- Respect the cultural diversity of people in their community (including family customs and celebrations)
- How to handle disagreement and conflict in acceptable ways
- How to construct and describe simple maps of their environment using location words (including neighborhood landmarks)
- The roles of community helpers (including fire safety, personal safety) as well as different kinds of jobs in their home and community
- Uses of money (buying, selling)
- United States national holidays (Columbus Day, Independence Day, Martin Luther King Day, Presidents' Day, and Thanksgiving)
- Important United States symbols (United States flag, Pledge of Allegiance, current president, National Anthem melody)
The elementary years are an important time to nurture social-emotional competence and develop foundational learning skills. The Somerville Public Schools uses the Second Step curriculum, an evidence-based program that includes everything schools need to integrate social-emotional learning into their classrooms and schoolwide. The curriculum is designed to promote school success, self-regulation, and a sense of safety and support.

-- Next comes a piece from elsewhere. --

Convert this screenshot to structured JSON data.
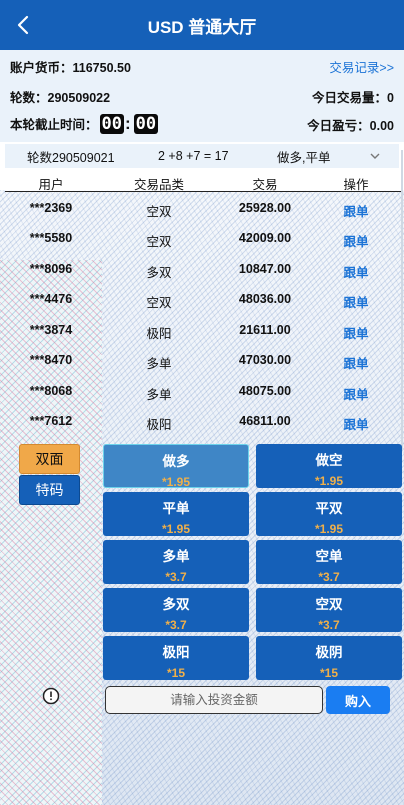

Classroom teachers are responsible for implementing Second Step. Schools guidance counselors and other support personnel assist teachers and students to work towards attaining curriculum goals. Staff at your child's school can give you more detailed information about the sequence of skills taught and how social/emotional skills are taught.
Unit 1: Skill for Learning
1. Learning to listen
2. Focusing attention
3. Following directions
4. Self-talk for staying on task
5. Being assertive
Unit 2: Empathy
7. More feelings
8. Identifying anger
9. Same or different?
11. Caring and helping
Unit 3: Emotion Management
12. We feel feelings in our bodies
13. Managing frustrations
14. Calming down strong feelings
15. Handling waiting
16. Managing anger
17. Managing disappointment
18. Handling being knocked down
Unit 4: Problem Solving
19. Solving problems
20. Inviting to play
21. Fair ways to play
22. Having fun with our friends
23. Handling having things taken away
24. Handling name-calling
25. Reviewing Second Step Skills
Specialists: The Somerville Public Schools provides each student with 40 minutes per week of instruction in General Music, Library/Media, Art, and Physical Education. The specialists at each school are available to give you more detailed information about specific skills addressed.
Assessment: We believe that there is more than one way to accurately assess student learning. These include not only standardized measures such as DIBELS (Grade K-3), MCAS (Grades 3-10), and MAP (Gr. 2-8), but also more informal assessments including common end of unit assessments, reading/writing conferences, classroom participation, classroom projects, and writing assignments.